YOUR TASK >> Every entry below needs to be copied exactly.

##### INFORMATION GIVEN #####

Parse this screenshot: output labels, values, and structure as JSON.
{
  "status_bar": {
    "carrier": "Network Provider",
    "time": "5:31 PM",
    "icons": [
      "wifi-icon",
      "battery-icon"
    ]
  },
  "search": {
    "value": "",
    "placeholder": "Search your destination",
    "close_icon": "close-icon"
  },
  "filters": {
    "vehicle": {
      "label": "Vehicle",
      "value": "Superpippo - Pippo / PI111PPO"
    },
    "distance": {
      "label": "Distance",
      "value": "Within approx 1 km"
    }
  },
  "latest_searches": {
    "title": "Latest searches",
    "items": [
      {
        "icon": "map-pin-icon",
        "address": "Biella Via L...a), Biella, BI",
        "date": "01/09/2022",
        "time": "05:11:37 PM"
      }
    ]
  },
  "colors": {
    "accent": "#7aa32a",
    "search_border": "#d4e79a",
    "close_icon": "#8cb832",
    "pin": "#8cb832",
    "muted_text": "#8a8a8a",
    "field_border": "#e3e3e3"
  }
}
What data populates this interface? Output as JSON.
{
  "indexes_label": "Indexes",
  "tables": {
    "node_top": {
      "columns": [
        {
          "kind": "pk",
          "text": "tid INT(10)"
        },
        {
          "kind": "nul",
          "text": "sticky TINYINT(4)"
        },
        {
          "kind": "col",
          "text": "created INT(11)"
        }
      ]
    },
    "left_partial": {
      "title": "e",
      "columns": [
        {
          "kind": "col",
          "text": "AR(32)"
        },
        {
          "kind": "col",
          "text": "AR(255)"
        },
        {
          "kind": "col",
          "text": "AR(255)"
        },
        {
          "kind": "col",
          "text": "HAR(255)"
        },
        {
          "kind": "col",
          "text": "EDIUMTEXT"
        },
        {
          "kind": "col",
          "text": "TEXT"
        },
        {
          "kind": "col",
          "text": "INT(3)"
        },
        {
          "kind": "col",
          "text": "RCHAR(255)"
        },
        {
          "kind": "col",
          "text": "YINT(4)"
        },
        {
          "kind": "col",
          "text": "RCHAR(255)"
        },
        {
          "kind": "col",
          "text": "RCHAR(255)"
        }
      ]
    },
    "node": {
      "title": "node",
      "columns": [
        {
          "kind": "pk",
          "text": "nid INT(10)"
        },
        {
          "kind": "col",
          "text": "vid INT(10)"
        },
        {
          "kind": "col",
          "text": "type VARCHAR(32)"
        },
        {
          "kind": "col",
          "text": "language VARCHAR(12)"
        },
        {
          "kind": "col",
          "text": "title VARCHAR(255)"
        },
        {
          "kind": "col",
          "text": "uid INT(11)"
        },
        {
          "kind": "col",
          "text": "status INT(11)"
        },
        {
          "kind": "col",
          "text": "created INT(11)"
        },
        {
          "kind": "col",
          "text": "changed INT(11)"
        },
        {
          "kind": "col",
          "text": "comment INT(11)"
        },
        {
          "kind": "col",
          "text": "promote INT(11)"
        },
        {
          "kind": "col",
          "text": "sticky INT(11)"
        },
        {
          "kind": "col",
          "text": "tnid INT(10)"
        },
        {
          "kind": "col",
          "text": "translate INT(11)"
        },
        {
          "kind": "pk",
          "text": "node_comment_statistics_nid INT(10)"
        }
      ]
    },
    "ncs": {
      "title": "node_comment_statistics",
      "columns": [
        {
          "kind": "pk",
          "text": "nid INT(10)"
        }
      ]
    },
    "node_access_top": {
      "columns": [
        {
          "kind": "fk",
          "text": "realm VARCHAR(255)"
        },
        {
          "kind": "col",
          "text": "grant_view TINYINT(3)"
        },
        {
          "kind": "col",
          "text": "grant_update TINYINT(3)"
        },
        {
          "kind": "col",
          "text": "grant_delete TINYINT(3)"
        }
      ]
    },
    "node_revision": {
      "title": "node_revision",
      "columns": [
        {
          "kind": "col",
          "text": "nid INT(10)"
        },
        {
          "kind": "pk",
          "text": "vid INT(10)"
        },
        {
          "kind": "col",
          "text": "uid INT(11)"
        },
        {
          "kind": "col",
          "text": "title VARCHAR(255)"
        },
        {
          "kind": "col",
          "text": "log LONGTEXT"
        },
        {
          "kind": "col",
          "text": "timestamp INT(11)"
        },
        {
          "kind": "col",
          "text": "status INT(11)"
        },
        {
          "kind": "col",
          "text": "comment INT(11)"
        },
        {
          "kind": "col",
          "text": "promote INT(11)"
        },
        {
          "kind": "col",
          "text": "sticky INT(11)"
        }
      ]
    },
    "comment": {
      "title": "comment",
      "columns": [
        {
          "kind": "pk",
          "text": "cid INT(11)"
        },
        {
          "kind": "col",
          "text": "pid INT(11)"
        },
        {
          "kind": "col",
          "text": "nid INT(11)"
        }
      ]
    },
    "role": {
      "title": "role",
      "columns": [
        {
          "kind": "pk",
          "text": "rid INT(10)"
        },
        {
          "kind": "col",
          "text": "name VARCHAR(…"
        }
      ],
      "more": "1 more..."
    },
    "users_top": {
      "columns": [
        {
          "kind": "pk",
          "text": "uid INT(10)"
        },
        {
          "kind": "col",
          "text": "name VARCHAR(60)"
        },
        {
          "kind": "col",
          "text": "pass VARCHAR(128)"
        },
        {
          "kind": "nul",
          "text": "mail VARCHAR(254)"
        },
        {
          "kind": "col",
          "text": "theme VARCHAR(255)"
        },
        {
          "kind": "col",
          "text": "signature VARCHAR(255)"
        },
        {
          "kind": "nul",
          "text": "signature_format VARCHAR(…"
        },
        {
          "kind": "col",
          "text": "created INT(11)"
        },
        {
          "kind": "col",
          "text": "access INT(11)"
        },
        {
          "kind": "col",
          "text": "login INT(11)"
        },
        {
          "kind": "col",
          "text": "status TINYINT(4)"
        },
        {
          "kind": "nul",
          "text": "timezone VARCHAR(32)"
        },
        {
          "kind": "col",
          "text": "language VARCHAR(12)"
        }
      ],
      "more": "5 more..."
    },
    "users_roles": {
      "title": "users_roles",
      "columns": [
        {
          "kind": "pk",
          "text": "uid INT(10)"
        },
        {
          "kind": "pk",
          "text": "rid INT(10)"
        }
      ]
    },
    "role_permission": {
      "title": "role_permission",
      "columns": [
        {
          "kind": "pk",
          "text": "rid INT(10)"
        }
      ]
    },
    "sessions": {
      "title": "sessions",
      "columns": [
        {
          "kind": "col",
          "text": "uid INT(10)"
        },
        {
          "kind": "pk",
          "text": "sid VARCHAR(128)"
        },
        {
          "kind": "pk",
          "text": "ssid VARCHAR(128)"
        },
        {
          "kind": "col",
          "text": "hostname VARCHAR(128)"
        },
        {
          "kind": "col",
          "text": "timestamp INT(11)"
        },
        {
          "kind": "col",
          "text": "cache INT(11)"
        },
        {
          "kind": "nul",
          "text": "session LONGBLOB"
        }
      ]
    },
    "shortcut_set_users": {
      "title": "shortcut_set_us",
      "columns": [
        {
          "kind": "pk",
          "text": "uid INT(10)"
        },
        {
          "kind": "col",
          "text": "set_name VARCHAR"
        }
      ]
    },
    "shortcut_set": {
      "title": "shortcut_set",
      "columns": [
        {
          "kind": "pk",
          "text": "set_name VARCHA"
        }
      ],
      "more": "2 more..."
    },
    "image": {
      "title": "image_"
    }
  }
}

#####

TASK SOLUTION >>
Parse this screenshot: output labels, values, and structure as JSON.
{
  "status_bar": {
    "carrier": "Network Provider",
    "time": "5:31 PM",
    "icons": [
      "wifi-icon",
      "battery-icon"
    ]
  },
  "search": {
    "value": "",
    "placeholder": "Search your destination",
    "close_icon": "close-icon"
  },
  "filters": {
    "vehicle": {
      "label": "Vehicle",
      "value": "Superpippo - Pippo / PI111PPO"
    },
    "distance": {
      "label": "Distance",
      "value": "Within approx 1 km"
    }
  },
  "latest_searches": {
    "title": "Latest searches",
    "items": [
      {
        "icon": "map-pin-icon",
        "address": "Biella Via L...a), Biella, BI",
        "date": "01/09/2022",
        "time": "05:11:37 PM"
      }
    ]
  },
  "colors": {
    "accent": "#7aa32a",
    "search_border": "#d4e79a",
    "close_icon": "#8cb832",
    "pin": "#8cb832",
    "muted_text": "#8a8a8a",
    "field_border": "#e3e3e3"
  }
}
What data populates this interface? Output as JSON.
{
  "indexes_label": "Indexes",
  "tables": {
    "node_top": {
      "columns": [
        {
          "kind": "pk",
          "text": "tid INT(10)"
        },
        {
          "kind": "nul",
          "text": "sticky TINYINT(4)"
        },
        {
          "kind": "col",
          "text": "created INT(11)"
        }
      ]
    },
    "left_partial": {
      "title": "e",
      "columns": [
        {
          "kind": "col",
          "text": "AR(32)"
        },
        {
          "kind": "col",
          "text": "AR(255)"
        },
        {
          "kind": "col",
          "text": "AR(255)"
        },
        {
          "kind": "col",
          "text": "HAR(255)"
        },
        {
          "kind": "col",
          "text": "EDIUMTEXT"
        },
        {
          "kind": "col",
          "text": "TEXT"
        },
        {
          "kind": "col",
          "text": "INT(3)"
        },
        {
          "kind": "col",
          "text": "RCHAR(255)"
        },
        {
          "kind": "col",
          "text": "YINT(4)"
        },
        {
          "kind": "col",
          "text": "RCHAR(255)"
        },
        {
          "kind": "col",
          "text": "RCHAR(255)"
        }
      ]
    },
    "node": {
      "title": "node",
      "columns": [
        {
          "kind": "pk",
          "text": "nid INT(10)"
        },
        {
          "kind": "col",
          "text": "vid INT(10)"
        },
        {
          "kind": "col",
          "text": "type VARCHAR(32)"
        },
        {
          "kind": "col",
          "text": "language VARCHAR(12)"
        },
        {
          "kind": "col",
          "text": "title VARCHAR(255)"
        },
        {
          "kind": "col",
          "text": "uid INT(11)"
        },
        {
          "kind": "col",
          "text": "status INT(11)"
        },
        {
          "kind": "col",
          "text": "created INT(11)"
        },
        {
          "kind": "col",
          "text": "changed INT(11)"
        },
        {
          "kind": "col",
          "text": "comment INT(11)"
        },
        {
          "kind": "col",
          "text": "promote INT(11)"
        },
        {
          "kind": "col",
          "text": "sticky INT(11)"
        },
        {
          "kind": "col",
          "text": "tnid INT(10)"
        },
        {
          "kind": "col",
          "text": "translate INT(11)"
        },
        {
          "kind": "pk",
          "text": "node_comment_statistics_nid INT(10)"
        }
      ]
    },
    "ncs": {
      "title": "node_comment_statistics",
      "columns": [
        {
          "kind": "pk",
          "text": "nid INT(10)"
        }
      ]
    },
    "node_access_top": {
      "columns": [
        {
          "kind": "fk",
          "text": "realm VARCHAR(255)"
        },
        {
          "kind": "col",
          "text": "grant_view TINYINT(3)"
        },
        {
          "kind": "col",
          "text": "grant_update TINYINT(3)"
        },
        {
          "kind": "col",
          "text": "grant_delete TINYINT(3)"
        }
      ]
    },
    "node_revision": {
      "title": "node_revision",
      "columns": [
        {
          "kind": "col",
          "text": "nid INT(10)"
        },
        {
          "kind": "pk",
          "text": "vid INT(10)"
        },
        {
          "kind": "col",
          "text": "uid INT(11)"
        },
        {
          "kind": "col",
          "text": "title VARCHAR(255)"
        },
        {
          "kind": "col",
          "text": "log LONGTEXT"
        },
        {
          "kind": "col",
          "text": "timestamp INT(11)"
        },
        {
          "kind": "col",
          "text": "status INT(11)"
        },
        {
          "kind": "col",
          "text": "comment INT(11)"
        },
        {
          "kind": "col",
          "text": "promote INT(11)"
        },
        {
          "kind": "col",
          "text": "sticky INT(11)"
        }
      ]
    },
    "comment": {
      "title": "comment",
      "columns": [
        {
          "kind": "pk",
          "text": "cid INT(11)"
        },
        {
          "kind": "col",
          "text": "pid INT(11)"
        },
        {
          "kind": "col",
          "text": "nid INT(11)"
        }
      ]
    },
    "role": {
      "title": "role",
      "columns": [
        {
          "kind": "pk",
          "text": "rid INT(10)"
        },
        {
          "kind": "col",
          "text": "name VARCHAR(…"
        }
      ],
      "more": "1 more..."
    },
    "users_top": {
      "columns": [
        {
          "kind": "pk",
          "text": "uid INT(10)"
        },
        {
          "kind": "col",
          "text": "name VARCHAR(60)"
        },
        {
          "kind": "col",
          "text": "pass VARCHAR(128)"
        },
        {
          "kind": "nul",
          "text": "mail VARCHAR(254)"
        },
        {
          "kind": "col",
          "text": "theme VARCHAR(255)"
        },
        {
          "kind": "col",
          "text": "signature VARCHAR(255)"
        },
        {
          "kind": "nul",
          "text": "signature_format VARCHAR(…"
        },
        {
          "kind": "col",
          "text": "created INT(11)"
        },
        {
          "kind": "col",
          "text": "access INT(11)"
        },
        {
          "kind": "col",
          "text": "login INT(11)"
        },
        {
          "kind": "col",
          "text": "status TINYINT(4)"
        },
        {
          "kind": "nul",
          "text": "timezone VARCHAR(32)"
        },
        {
          "kind": "col",
          "text": "language VARCHAR(12)"
        }
      ],
      "more": "5 more..."
    },
    "users_roles": {
      "title": "users_roles",
      "columns": [
        {
          "kind": "pk",
          "text": "uid INT(10)"
        },
        {
          "kind": "pk",
          "text": "rid INT(10)"
        }
      ]
    },
    "role_permission": {
      "title": "role_permission",
      "columns": [
        {
          "kind": "pk",
          "text": "rid INT(10)"
        }
      ]
    },
    "sessions": {
      "title": "sessions",
      "columns": [
        {
          "kind": "col",
          "text": "uid INT(10)"
        },
        {
          "kind": "pk",
          "text": "sid VARCHAR(128)"
        },
        {
          "kind": "pk",
          "text": "ssid VARCHAR(128)"
        },
        {
          "kind": "col",
          "text": "hostname VARCHAR(128)"
        },
        {
          "kind": "col",
          "text": "timestamp INT(11)"
        },
        {
          "kind": "col",
          "text": "cache INT(11)"
        },
        {
          "kind": "nul",
          "text": "session LONGBLOB"
        }
      ]
    },
    "shortcut_set_users": {
      "title": "shortcut_set_us",
      "columns": [
        {
          "kind": "pk",
          "text": "uid INT(10)"
        },
        {
          "kind": "col",
          "text": "set_name VARCHAR"
        }
      ]
    },
    "shortcut_set": {
      "title": "shortcut_set",
      "columns": [
        {
          "kind": "pk",
          "text": "set_name VARCHA"
        }
      ],
      "more": "2 more..."
    },
    "image": {
      "title": "image_"
    }
  }
}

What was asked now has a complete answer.